operation signatures and/or attribute definitions that
ideally defines a cohesive set of behaviors. Interfaces
are implemented, "realized" in UML parlance, by classes
and components - to realize an interface, a class or
component must implement the operations and attributes
defined by the interface. Any given class or component
may implement zero or more interfaces, and one or more
classes or components can implement the same interface.
Depict One Interface Per Port.
Ports are connection
points between a classifier and its environment that
are depicted on the side of frames as small rectangles.
Figure 1 each port has exactly
one interface, which is logically cohesive and thus does
not reveal anything about the internal design of the Seminar component.
Depict One Port Per
Realizing Class. Another approach to organizing the
interfaces for SeminarComponent of
Figure 1would be to have a single port
offering the Enrollment, Transcript, and
DataEntity interfaces. This would make for a
more compact diagram although contradicts
Depict One Interface Per
Port: choose an approach and stick to it.
"Lollipop" Notation to Indicate Realization of an
Interface. As you can see in
Figure 2 there are two ways to
indicate that a class or component implements an
interface: the lollipop notation used with the Serializable interface and the realization line (the

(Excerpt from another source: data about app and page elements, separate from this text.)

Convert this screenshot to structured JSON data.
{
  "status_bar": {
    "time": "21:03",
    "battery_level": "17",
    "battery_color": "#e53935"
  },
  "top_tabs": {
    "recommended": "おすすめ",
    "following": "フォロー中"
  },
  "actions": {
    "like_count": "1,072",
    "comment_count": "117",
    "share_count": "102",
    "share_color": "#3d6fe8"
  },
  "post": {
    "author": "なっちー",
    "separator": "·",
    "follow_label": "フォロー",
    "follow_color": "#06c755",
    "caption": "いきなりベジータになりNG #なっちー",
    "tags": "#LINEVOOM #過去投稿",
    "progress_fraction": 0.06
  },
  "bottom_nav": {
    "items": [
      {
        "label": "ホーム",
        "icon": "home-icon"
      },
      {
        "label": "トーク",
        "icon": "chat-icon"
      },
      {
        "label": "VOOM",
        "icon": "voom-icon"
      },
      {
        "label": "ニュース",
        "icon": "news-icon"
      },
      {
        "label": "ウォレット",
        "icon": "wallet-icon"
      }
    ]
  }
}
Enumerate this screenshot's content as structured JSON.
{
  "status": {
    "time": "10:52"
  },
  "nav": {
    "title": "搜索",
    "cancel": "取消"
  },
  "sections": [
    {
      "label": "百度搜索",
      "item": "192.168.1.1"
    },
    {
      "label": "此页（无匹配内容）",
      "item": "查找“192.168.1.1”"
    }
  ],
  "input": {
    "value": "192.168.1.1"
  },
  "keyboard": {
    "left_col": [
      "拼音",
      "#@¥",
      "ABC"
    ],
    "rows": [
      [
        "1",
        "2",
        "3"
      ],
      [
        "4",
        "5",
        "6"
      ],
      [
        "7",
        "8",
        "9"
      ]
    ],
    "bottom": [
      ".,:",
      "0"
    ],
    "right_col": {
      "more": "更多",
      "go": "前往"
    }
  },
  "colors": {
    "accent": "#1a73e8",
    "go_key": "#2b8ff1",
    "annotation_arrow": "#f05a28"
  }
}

dashed line with a closed arrowhead) used with the PersistentObject interface.